Top of PROVIDED MATERIAL
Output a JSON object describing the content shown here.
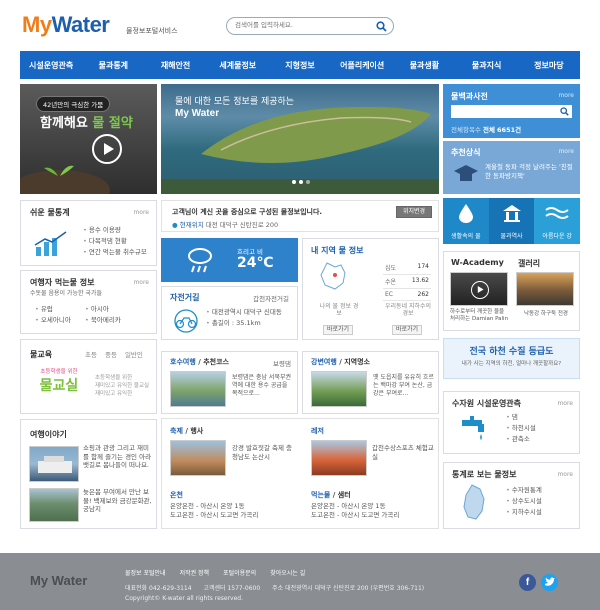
{
  "header": {
    "logo_my": "My",
    "logo_water": "Water",
    "logo_sub": "물정보포털서비스",
    "search_placeholder": "검색어를 입력하세요."
  },
  "gnb": [
    "시설운영관측",
    "물과통계",
    "재해안전",
    "세계물정보",
    "지형정보",
    "어플리케이션",
    "물과생활",
    "물과지식",
    "정보마당"
  ],
  "banner_left": {
    "pill": "42년만의 극심한 가뭄",
    "line1": "함께해요",
    "line2": "물 절약"
  },
  "main_visual": {
    "caption": "물에 대한 모든 정보를 제공하는",
    "logo": "My Water"
  },
  "search_box": {
    "title": "물백과사전",
    "more": "more",
    "result_prefix": "전체항목수",
    "result_label": "전체",
    "result_count": "6651건"
  },
  "recommend": {
    "title": "추천상식",
    "more": "more",
    "text": "계울철 동파 걱정 날려주는 '친절한 동파방지책'"
  },
  "notice": {
    "text": "고객님이 계신 곳을 중심으로 구성된 물정보입니다.",
    "btn": "위치변경",
    "loc_label": "현재위치",
    "loc_value": "대전 대덕구 신탄진로 200"
  },
  "quick": [
    {
      "label": "생활속의 물"
    },
    {
      "label": "물과역사"
    },
    {
      "label": "아름다운 강"
    }
  ],
  "easy_stats": {
    "title": "쉬운 물통계",
    "more": "more",
    "items": [
      "용수 이용량",
      "다목적댐 현황",
      "연간 먹는물 취수규모"
    ]
  },
  "travel_water": {
    "title": "여행자 먹는물 정보",
    "more": "more",
    "sub": "수돗물 음용이 가능한 국가들",
    "col1": [
      "유럽",
      "오세아니아"
    ],
    "col2": [
      "아시아",
      "북아메리카"
    ]
  },
  "edu": {
    "title": "물교육",
    "tabs": [
      "초등",
      "중등",
      "일반인"
    ],
    "img_line1": "초등학생을 위한",
    "img_line2": "물교실",
    "desc": [
      "초등학생을 위한",
      "재미있고 유익한 물교실",
      "재미있고 유익한"
    ]
  },
  "story": {
    "title": "여행이야기",
    "items": [
      "쇼핑과 관광 그리고 재미를 함께 즐기는 경인 아라뱃길로 봄나들이 떠나요.",
      "늦은봄 부여에서 만난 보물! 백제보와 금강문화관, 궁남지"
    ]
  },
  "weather": {
    "label": "흐리고 비",
    "temp": "24℃"
  },
  "bike": {
    "title": "자전거길",
    "right": "갑천자전거길",
    "items": [
      "대전광역시 대덕구 신대동",
      "총길이 : 35.1km"
    ]
  },
  "local": {
    "title": "내 지역 물 정보",
    "stats": [
      {
        "k": "심도",
        "v": "174"
      },
      {
        "k": "수온",
        "v": "13.62"
      },
      {
        "k": "EC",
        "v": "262"
      }
    ],
    "a_label": "나의 물 정보 경보",
    "b_label": "우리동네 지하수의 경보",
    "btn_a": "바로가기",
    "btn_b": "바로가기"
  },
  "lake": {
    "title": "호수여행",
    "title2": "추천코스",
    "right": "보령댐",
    "text": "보령댐은 충남 서북부권역에 대한 용수 공급을 목적으로..."
  },
  "river": {
    "title": "강변여행",
    "title2": "지역명소",
    "text": "옛 도읍지를 유유히 흐르는 백마강 부여 논산, 금강은 부여로..."
  },
  "festival": {
    "title": "축제",
    "title2": "행사",
    "text": "강경 발효젓갈 축제 충청남도 논산시"
  },
  "leisure": {
    "title": "레저",
    "text": "갑천수상스포츠 체험교실"
  },
  "hotspring": {
    "title": "온천",
    "items": [
      "온양온천 - 아산시 온양 1동",
      "도고온천 - 아산시 도고면 가곡리"
    ]
  },
  "food": {
    "title": "먹는물",
    "title2": "샘터",
    "items": [
      "온양온천 - 아산시 온양 1동",
      "도고온천 - 아산시 도고면 가곡리"
    ]
  },
  "academy": {
    "title": "W-Academy",
    "caption": "하수로부터 깨끗한 물을 처리하는 Damian Palin"
  },
  "gallery": {
    "title": "갤러리",
    "caption": "낙동강 하구둑 전경"
  },
  "river_banner": {
    "title": "전국 하천 수질 등급도",
    "sub": "내가 사는 지역의 하천, 얼마나 깨끗할까요?"
  },
  "facility": {
    "title": "수자원 시설운영관측",
    "more": "more",
    "items": [
      "댐",
      "하천시설",
      "관측소"
    ]
  },
  "statmap": {
    "title": "통계로 보는 물정보",
    "more": "more",
    "items": [
      "수자원통계",
      "상수도시설",
      "지하수시설"
    ]
  },
  "footer": {
    "links": [
      "물정보 포털안내",
      "저작권 정책",
      "포털이용문의",
      "찾아오시는 길"
    ],
    "phone_label": "대표전화",
    "phone": "042-629-3114",
    "fax_label": "고객센터",
    "fax": "1577-0600",
    "addr_label": "주소",
    "addr": "대전광역시 대덕구 신탄진로 200 (우편번호 306-711)",
    "copy": "Copyright© K-water all rights reserved.",
    "logo": "My Water"
  }
}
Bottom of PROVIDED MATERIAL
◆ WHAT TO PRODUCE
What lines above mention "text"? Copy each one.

◆ EXERCISE ANSWER
    "text": "계울철 동파 걱정 날려주는 '친절한 동파방지책'"
    "text": "고객님이 계신 곳을 중심으로 구성된 물정보입니다.",
    "text": "보령댐은 충남 서북부권역에 대한 용수 공급을 목적으로..."
    "text": "옛 도읍지를 유유히 흐르는 백마강 부여 논산, 금강은 부여로..."
    "text": "강경 발효젓갈 축제 충청남도 논산시"
    "text": "갑천수상스포츠 체험교실"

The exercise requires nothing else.